Origin: a Latin derivative
meaning "Gift of the Earth."
“Runner’s high,” “the pump”—there are very few things as distinctly satisfying as pushing your body to its limits. How exercising makes you feel, the “affective response,” is something that the science of exercise physiology is just beginning to understand. Recent research suggests that how you remember those acute feelings may be one of the most important factors in whether or not you stick to your exercise program and ultimately how successful you are in reaching your fitness goals.
A study recently published in the Journal of Sport & Exercise Physiology examined the relationship between exercise intensity and pleasure, and how it affected novice exerciser’s likelihood to stick to the regimen. In the study, 46 participants who considered themselves new to structured exercise were asked to complete a 15-minute cycling workout; half starting slowly and gradually increasing the pace, while the other group was asked to start out at a near sprint and progressively decelerate. Both groups completed approximately the same amount of total work. What researchers found was that the latter group, who was asked to start out at breakneck speed and then gradually slow, recorded higher ratings of “remembered pleasure” up to a week later. The participants in this second group also predicted that their pleasure from future workouts would be significantly higher, and showed increased motivation to continue with the exercise program.

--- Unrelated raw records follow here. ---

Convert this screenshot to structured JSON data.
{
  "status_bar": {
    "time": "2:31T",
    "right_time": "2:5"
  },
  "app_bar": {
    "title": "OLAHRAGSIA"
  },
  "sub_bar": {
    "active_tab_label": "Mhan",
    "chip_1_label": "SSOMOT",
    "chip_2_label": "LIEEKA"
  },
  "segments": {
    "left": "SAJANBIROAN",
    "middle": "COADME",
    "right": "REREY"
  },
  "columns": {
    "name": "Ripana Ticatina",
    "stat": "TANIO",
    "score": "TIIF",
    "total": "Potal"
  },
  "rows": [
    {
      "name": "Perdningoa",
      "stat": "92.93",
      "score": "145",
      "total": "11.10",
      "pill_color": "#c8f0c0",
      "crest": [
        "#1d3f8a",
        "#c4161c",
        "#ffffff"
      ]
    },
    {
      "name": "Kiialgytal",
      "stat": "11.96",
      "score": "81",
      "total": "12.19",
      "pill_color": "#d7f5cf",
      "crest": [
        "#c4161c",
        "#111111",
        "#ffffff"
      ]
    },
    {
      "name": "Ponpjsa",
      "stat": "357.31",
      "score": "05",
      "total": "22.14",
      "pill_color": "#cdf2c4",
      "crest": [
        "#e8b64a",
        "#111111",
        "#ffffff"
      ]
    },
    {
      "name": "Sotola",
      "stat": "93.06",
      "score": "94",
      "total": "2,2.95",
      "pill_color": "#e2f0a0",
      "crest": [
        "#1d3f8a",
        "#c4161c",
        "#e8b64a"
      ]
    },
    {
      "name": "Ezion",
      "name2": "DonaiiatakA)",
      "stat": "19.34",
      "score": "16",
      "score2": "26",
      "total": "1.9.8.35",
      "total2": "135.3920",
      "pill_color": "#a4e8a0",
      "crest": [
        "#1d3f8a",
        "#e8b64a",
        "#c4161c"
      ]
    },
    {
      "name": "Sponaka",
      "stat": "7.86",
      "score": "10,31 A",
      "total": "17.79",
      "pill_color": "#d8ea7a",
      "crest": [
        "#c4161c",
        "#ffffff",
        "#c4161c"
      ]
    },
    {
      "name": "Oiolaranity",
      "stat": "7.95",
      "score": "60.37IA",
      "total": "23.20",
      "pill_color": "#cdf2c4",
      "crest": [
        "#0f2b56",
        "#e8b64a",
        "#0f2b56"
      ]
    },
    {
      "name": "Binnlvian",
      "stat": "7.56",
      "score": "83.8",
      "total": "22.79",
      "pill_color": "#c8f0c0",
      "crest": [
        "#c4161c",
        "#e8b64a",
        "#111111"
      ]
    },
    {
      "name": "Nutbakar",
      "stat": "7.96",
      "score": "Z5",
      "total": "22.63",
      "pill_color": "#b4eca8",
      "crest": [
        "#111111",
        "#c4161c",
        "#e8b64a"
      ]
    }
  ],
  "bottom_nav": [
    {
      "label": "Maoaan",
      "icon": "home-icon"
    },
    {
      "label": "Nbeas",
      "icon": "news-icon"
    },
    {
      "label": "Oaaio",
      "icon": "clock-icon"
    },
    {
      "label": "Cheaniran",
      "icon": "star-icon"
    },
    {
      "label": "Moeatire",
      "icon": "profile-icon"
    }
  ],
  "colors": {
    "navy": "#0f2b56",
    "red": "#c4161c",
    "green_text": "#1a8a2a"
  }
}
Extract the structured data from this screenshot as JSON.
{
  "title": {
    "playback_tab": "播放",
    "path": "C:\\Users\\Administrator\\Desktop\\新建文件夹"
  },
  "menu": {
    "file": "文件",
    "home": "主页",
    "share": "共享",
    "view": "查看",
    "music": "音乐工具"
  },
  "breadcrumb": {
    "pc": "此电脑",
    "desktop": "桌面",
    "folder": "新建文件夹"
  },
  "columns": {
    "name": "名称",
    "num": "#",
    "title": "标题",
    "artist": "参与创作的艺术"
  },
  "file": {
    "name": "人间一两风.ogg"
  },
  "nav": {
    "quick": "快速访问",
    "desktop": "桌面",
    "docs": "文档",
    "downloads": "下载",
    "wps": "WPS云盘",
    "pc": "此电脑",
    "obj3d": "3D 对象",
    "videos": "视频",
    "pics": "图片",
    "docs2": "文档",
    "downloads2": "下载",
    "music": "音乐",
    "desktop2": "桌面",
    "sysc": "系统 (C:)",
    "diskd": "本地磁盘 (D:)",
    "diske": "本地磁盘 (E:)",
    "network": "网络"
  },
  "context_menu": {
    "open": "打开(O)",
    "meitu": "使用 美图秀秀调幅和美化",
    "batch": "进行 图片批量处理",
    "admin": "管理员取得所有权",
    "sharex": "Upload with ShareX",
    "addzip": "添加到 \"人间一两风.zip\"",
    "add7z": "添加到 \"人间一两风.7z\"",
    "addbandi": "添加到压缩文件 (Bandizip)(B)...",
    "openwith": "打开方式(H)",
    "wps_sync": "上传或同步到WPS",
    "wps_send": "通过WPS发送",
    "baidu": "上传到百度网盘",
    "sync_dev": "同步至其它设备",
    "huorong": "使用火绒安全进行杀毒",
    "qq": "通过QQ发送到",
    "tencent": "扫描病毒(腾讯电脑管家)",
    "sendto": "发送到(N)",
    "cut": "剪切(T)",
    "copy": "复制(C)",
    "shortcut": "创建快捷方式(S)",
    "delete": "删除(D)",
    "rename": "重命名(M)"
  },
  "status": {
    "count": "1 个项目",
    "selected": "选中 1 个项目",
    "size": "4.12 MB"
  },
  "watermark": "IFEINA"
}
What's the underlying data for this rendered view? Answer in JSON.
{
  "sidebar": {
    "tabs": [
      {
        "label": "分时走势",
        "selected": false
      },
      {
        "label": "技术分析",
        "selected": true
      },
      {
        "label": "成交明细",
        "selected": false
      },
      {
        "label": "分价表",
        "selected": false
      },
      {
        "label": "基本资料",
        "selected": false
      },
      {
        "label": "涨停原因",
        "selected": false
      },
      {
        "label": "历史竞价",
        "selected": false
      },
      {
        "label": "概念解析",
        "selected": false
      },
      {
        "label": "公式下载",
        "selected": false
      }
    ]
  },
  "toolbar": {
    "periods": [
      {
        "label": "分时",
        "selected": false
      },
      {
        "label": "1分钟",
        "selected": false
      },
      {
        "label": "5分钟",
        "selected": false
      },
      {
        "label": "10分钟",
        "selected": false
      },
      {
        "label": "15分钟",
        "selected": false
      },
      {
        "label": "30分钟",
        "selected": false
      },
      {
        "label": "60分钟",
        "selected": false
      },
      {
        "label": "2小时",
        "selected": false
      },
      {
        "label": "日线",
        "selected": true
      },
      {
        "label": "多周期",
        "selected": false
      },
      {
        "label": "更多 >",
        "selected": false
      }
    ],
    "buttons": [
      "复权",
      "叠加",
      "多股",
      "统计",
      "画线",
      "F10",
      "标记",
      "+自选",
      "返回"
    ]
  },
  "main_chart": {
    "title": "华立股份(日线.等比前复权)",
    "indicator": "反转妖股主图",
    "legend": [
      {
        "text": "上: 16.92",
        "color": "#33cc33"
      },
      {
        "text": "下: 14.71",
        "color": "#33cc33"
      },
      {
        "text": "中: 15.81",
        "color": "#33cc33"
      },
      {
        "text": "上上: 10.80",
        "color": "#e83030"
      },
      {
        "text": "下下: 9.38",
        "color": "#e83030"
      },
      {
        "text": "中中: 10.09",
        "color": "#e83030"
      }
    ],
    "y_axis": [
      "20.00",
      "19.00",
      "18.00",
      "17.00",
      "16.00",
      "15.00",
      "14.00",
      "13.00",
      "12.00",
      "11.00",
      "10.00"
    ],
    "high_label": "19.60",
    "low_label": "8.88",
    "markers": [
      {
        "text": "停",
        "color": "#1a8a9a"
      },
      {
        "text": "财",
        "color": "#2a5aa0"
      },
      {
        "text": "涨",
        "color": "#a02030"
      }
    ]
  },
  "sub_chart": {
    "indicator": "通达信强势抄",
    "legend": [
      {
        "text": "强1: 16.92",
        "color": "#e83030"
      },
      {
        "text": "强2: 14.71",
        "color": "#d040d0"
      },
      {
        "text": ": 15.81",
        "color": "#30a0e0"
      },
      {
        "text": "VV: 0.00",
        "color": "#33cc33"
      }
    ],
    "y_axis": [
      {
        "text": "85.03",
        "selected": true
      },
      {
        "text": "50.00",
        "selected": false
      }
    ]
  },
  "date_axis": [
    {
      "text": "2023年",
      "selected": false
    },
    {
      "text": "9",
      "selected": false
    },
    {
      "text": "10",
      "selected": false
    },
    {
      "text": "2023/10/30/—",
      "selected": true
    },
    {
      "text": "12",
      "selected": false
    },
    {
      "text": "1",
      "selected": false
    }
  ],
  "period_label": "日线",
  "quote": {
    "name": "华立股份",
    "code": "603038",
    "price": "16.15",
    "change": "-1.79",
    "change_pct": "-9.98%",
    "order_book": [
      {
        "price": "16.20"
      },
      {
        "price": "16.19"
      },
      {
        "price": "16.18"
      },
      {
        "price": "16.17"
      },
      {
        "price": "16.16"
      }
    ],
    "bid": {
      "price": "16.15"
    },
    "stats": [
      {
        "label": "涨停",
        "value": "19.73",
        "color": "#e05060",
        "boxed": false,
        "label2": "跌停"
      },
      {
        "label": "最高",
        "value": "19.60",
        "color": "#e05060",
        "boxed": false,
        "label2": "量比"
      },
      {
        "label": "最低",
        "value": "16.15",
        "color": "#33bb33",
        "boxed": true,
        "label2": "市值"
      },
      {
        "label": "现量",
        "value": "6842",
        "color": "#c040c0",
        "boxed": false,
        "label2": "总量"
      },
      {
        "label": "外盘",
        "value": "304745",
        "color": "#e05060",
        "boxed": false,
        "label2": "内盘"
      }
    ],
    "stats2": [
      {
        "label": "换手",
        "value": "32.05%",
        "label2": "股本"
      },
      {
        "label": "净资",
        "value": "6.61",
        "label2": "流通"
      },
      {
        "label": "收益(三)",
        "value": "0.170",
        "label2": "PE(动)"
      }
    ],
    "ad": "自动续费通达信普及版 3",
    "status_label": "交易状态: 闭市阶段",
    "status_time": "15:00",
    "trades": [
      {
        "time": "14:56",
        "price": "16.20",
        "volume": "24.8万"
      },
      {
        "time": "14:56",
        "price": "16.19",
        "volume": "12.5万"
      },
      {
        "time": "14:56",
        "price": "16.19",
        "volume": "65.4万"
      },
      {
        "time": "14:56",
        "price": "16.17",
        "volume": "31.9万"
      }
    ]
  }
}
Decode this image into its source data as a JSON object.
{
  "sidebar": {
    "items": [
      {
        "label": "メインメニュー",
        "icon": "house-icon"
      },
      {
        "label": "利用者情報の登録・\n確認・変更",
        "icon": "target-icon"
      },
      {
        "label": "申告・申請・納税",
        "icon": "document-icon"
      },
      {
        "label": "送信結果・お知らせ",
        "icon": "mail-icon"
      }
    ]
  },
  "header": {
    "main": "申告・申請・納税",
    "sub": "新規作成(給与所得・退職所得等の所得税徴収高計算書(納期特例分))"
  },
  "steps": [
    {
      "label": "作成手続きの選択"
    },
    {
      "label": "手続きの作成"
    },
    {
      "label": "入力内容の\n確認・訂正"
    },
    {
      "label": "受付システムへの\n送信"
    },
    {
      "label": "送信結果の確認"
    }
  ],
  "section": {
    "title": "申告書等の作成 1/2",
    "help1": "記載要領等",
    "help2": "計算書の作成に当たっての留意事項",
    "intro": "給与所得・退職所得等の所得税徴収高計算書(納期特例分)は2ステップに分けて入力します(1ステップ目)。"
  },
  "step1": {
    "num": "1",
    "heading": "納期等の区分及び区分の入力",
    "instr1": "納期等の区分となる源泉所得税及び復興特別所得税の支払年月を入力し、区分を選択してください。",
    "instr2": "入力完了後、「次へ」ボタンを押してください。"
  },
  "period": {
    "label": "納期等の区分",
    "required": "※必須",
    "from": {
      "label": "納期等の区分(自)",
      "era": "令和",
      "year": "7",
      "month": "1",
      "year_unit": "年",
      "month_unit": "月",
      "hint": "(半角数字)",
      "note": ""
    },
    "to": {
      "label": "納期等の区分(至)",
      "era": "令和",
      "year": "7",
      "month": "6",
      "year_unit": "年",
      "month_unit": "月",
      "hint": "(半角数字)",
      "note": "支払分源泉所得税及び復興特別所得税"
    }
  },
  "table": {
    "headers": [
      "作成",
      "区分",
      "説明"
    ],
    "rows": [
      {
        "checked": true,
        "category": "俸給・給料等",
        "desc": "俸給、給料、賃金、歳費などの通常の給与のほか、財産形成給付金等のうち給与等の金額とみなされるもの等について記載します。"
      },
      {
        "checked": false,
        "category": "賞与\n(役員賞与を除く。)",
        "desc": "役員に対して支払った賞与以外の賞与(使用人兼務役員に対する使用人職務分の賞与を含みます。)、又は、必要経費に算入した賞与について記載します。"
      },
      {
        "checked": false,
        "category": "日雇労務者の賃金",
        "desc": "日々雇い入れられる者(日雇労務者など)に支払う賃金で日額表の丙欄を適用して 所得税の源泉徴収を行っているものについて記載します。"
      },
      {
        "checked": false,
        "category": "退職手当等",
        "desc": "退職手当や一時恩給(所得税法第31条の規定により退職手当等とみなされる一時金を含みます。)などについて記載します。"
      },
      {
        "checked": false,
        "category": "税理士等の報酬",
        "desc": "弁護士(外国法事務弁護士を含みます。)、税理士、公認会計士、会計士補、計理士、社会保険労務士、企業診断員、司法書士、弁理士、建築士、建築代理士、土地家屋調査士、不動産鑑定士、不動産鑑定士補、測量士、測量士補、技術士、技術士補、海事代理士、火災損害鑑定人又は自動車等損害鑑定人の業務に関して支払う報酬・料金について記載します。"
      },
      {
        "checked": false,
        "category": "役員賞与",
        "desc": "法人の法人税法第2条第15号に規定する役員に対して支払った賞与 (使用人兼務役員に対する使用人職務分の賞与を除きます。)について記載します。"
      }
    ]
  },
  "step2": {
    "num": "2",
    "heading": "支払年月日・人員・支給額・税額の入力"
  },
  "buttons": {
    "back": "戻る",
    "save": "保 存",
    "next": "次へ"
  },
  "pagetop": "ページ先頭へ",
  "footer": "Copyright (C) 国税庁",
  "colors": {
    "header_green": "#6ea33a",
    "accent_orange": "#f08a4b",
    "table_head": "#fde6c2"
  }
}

This interesting finding doesn’t mean that we should all approach our workouts at maximum intensity and then leisurely finish, but that our motivation to exercise has some distinct behavioral and memory components. One hypothesis is that people greatly anticipate the completion of a workout, especially when doing something new, and starting out at full tilt, in a physically uncomfortable state, may further amplify this. Finishing at a comfortable pace, almost a cool-down, may leave a better long-term impression on those not used to the specific type of exertion. Furthermore, there is evidence that participants also experience a similar effect when they have a plan and have clear directions about their workout.
There are many different approaches to a successful exercise program. The key is to know yourself and prioritize the enjoyment of the activity; and understand what type of programming leaves you most satisfied so that you are motivated to continue. For best results, exercise with a purpose and a vision of the finish line.
doTERRA Science blog articles are based on a variety of scientific sources. Many of the referenced studies are preliminary and further research is needed to gain greater understanding of the findings. Some articles offer multiple views on general health topics and are not the official position of doTERRA. Consult your healthcare provider before making changes to diet or exercise.